By B. Scott Minor
If you’ve worked in the insurance industry for many years, you’ve witnessed the drastic changes in how to find and keep customers. Twitter, for example, is one of the many revolutionary social media outlets that you can use to discover top prospects. First, however, you must familiarize yourself with how to begin to use this new age prospecting tool to your advantage.
But if you feel like Twitter is a foreign language and very confusing, don’t worry because you’re not alone – many people are stuck in the same predicament. But once you learn the necessary skills for building appealing reputation for your agency, you’ll not only master Twitter, but begin to ultimately profit from it too.
So here’s a little Twitter 101: once you sign up, you can create a profile, consisting of your name, location, website address and a very short bio.
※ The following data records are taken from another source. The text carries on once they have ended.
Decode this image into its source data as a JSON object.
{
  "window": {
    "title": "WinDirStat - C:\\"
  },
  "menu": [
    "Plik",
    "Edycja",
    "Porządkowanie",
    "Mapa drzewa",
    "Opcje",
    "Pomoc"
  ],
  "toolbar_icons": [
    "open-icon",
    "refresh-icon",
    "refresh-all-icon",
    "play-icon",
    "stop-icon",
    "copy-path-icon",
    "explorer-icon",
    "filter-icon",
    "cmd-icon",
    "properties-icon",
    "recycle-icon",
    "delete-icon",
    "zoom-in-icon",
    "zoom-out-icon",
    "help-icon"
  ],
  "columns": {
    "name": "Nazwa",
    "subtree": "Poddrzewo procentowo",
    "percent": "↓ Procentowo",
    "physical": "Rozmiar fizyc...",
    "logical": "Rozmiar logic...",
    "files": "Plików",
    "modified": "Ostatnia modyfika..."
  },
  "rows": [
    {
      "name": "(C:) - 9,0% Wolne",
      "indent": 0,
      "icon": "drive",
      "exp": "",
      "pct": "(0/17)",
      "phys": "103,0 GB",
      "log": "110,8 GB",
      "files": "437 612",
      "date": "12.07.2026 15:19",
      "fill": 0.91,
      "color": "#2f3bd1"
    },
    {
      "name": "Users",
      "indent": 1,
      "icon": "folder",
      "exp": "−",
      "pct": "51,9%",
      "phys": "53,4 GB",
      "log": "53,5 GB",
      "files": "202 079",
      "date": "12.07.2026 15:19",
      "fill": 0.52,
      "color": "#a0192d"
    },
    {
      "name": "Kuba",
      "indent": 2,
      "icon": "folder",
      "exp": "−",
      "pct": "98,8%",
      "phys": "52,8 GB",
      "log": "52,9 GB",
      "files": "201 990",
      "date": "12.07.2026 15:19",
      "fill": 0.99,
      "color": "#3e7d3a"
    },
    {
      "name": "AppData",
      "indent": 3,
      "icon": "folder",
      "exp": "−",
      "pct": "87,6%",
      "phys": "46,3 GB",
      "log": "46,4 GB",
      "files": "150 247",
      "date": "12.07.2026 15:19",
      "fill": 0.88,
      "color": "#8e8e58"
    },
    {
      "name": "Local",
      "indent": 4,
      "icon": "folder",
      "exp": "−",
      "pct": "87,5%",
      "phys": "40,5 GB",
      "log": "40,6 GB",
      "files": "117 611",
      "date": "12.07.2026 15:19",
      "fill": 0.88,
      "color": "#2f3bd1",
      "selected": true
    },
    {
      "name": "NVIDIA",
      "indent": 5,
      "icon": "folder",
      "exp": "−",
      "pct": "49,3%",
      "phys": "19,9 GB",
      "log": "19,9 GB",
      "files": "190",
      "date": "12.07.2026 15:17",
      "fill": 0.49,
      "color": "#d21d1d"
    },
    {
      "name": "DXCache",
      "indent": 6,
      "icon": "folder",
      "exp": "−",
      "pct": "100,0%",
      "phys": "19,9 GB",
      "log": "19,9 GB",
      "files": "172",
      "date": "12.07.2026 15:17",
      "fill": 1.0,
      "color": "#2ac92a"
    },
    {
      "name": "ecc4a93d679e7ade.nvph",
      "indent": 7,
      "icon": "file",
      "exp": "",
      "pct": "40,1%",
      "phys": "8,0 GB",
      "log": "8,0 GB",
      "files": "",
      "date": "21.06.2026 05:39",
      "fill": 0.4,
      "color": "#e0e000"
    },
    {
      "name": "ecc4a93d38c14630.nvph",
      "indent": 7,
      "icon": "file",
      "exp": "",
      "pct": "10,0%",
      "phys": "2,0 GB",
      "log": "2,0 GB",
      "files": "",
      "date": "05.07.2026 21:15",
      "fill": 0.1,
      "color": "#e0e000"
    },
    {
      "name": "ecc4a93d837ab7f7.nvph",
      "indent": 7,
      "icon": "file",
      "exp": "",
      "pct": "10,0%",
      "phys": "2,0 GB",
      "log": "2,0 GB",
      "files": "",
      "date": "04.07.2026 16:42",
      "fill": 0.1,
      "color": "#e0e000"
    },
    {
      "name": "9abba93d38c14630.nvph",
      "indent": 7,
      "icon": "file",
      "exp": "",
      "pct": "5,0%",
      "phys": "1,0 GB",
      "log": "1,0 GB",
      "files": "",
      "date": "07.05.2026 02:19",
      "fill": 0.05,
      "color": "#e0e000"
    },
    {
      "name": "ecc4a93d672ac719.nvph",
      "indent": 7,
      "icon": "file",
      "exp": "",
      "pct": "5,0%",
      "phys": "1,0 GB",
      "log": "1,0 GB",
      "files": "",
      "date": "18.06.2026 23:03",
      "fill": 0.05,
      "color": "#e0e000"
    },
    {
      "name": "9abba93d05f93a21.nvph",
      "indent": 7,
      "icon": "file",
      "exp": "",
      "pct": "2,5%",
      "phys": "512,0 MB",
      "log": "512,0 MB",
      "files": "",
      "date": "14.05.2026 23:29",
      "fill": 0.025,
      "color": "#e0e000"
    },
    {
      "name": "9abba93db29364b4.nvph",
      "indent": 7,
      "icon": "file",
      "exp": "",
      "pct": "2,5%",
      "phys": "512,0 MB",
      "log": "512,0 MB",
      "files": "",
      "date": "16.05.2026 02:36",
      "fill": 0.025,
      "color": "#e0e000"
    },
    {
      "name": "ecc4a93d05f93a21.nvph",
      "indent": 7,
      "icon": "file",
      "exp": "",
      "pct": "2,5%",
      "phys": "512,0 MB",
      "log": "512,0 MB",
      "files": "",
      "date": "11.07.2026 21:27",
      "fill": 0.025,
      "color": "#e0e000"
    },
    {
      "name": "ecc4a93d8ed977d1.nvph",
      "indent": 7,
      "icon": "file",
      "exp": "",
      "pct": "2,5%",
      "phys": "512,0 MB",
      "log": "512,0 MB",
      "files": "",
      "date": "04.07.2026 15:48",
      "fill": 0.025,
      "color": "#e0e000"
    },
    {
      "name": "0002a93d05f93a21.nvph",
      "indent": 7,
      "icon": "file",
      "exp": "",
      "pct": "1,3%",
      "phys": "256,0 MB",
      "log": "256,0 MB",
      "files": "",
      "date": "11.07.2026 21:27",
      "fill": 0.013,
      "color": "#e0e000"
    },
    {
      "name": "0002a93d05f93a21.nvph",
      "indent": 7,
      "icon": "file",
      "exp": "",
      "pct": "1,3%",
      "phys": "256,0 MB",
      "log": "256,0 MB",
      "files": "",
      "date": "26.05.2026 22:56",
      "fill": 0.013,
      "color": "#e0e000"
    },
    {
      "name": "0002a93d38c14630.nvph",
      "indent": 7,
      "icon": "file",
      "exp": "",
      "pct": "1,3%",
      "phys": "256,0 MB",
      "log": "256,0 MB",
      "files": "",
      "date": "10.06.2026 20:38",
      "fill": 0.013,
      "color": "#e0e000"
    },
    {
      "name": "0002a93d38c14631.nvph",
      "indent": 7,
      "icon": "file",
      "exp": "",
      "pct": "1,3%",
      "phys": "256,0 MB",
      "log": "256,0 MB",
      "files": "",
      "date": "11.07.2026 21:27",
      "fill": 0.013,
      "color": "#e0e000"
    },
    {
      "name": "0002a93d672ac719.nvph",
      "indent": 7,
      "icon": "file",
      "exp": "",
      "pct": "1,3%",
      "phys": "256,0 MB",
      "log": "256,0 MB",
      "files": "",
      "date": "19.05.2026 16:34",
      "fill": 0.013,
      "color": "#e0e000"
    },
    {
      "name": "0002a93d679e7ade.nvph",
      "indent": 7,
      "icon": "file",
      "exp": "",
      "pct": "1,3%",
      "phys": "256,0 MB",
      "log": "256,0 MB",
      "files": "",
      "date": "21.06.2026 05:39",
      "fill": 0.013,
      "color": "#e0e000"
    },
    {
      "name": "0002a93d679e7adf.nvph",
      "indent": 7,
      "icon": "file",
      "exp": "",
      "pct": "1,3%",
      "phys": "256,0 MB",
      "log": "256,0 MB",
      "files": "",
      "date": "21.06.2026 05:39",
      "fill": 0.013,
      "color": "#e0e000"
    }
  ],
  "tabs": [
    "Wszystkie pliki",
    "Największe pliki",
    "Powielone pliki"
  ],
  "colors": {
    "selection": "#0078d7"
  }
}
Other Twitter users can then follow you, creating your list of “Followers”. In turn, you can follow others, which is where your prospects come into play.Additionally, you can update your status with what you are doing “right now” or offer a link to some sort of valuable content, always using 140 characters or less.
Now that we touched on some of the very basics that will get you started, here are five ways that Twitter can help you market your agency and find prospects:
By following these helpful tips, you can begin to create and maintain relationships with your customers online. Plus, your prospects will increase due to the loyalty and trust you have created through your Twitter account!
B. Scott Minor is the co-owner of Missouri’s Trust GDC. Scott has pioneered many innovative programs and is driven by an intense passion to improve the industry – especially risk management and Missouri workers compensation solutions.
© Entire contents copyright 2012 by InsuranceNewsNet.com, Inc. All rights reserved. No part of this article may be reprinted without the expressed written consent from InsuranceNewsNet.com.